The Judge commented, “The fact that [HMRC] do not challenge the taxpayer’s treatment of a particular supply on a particular occasion or occasions is not to be treated as shifting the burden from the taxpayer to HMRC”.
In our experience, when HMRC conduct VAT compliance checks, they usually state within the closing email or letter a caveat:
‘It is important that you understand that this check is not a full check of your VAT Return.’
It is important that you understand that this check is not a full audit of the company’s VAT declarations. If we consider that a more detailed check of the same periods is appropriate, we may carry out a further review at a later date.
This High Court decision highlights that even if HMRC do not discover an error during a review or reviews, it does not necessarily follow that VAT is being correctly calculated.
What does this mean for me?
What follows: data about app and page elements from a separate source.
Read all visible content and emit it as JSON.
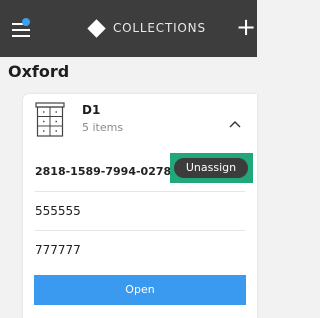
{
  "topbar": {
    "title": "COLLECTIONS",
    "add_label": "+",
    "notification_dot_color": "#3aa0f2",
    "icons": {
      "menu": "hamburger-menu-icon",
      "logo": "diamond-logo-icon",
      "add": "plus-icon"
    }
  },
  "page": {
    "title": "Oxford"
  },
  "collection": {
    "name": "D1",
    "item_count": "5 items",
    "icon": "cabinet-icon",
    "expanded": true,
    "items": [
      {
        "label": "2818-1589-7994-0278-5"
      },
      {
        "label": "555555"
      },
      {
        "label": "777777"
      }
    ],
    "unassign_label": "Unassign",
    "open_label": "Open"
  },
  "colors": {
    "topbar": "#3d3d3d",
    "accent": "#3a9af0",
    "highlight": "#21a77a",
    "background": "#f2f2f2"
  }
}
VAT is a self-assessed tax. The burden is always on the VAT registered business to submit accurate VAT returns and to seek advice if the treatment of transactions is unclear. As a business owner, you should also be able to demonstrate that you have taken reasonable care in relation to the preparation of VAT returns. At regular intervals and particularly ahead of a VAT inspection, we recommended that you review the assumptions on VAT liabilities, the recovery of VAT on costs, and the underpinning processes which lead to the preparation of your VAT returns.
We can help with the review to carry out a VAT health check to review VAT declarations. If necessary, we can contact HMRC to request a liability ruling on your business activities or assist with the correction of any errors identified.
This article first appeared on www.mha.co.uk